As traditional farms dwindle and the number of large farms grows, rural America is dealing with dramatic economic and social shifts. According to the United States Department of Agriculture (USDA), 40 percent of people in rural areas lived on farms in 1950. Now USDA statistics reveal that less than 10 percent of the rural population lives on farms and that only 14 percent of the rural workforce is employed in agriculture.
Conditions in rural America vary greatly. Some rural areas within commuting distances to big cities are thriving. Many are attracting retirees and high-income professionals willing to commute. More remote rural communities are not faring as well. According to the USDA, in 2003 14.2 percent of the population living in rural America, or 7.5 million people, were poor, while the poverty rate in metropolitan areas was 12.1 percent, a disparity that has been constant for several decades.
A 2001 Congressional Research Service (CRS) report found that declines in farming and opposition to industrializing trends in agriculture are compelling rural areas to seek new job sources. The report goes on to say that manufacturing, which has been a major focus of rural economic development over the last 40 years, is now also threatened by increasing low-wage international competition.

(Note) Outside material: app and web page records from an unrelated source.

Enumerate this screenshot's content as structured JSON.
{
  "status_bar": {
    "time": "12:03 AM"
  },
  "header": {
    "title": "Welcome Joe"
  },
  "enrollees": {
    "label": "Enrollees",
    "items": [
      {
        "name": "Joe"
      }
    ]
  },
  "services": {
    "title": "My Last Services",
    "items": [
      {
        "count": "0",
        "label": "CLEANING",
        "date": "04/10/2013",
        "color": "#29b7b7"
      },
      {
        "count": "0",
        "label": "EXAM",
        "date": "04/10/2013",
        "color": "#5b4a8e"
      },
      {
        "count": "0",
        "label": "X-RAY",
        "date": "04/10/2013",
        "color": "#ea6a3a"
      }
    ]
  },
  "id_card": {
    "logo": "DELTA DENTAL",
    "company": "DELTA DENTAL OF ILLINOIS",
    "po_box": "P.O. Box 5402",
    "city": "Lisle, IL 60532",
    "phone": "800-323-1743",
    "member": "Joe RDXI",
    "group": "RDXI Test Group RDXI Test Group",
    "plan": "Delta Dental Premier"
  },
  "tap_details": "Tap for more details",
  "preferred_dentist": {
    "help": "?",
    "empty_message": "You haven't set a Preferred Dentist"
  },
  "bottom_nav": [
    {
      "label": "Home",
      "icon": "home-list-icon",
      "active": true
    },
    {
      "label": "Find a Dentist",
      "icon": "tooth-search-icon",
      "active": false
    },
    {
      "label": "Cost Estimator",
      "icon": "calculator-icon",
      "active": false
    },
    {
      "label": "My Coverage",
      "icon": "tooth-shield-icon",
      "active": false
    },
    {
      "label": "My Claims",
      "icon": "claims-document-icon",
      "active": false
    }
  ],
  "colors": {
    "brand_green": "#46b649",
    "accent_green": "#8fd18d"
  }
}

Some rural residents do not welcome large feeding operations in their communities, often because of the odors associated with concentrated animal feeding operations (CAFOs). Although large farms create jobs and can add to local economies, a 2001 U.S. Environmental Protection Agency (EPA) environmental assessment found that the heavy odors emitted from some CAFOs can reduce property values for nearby homes.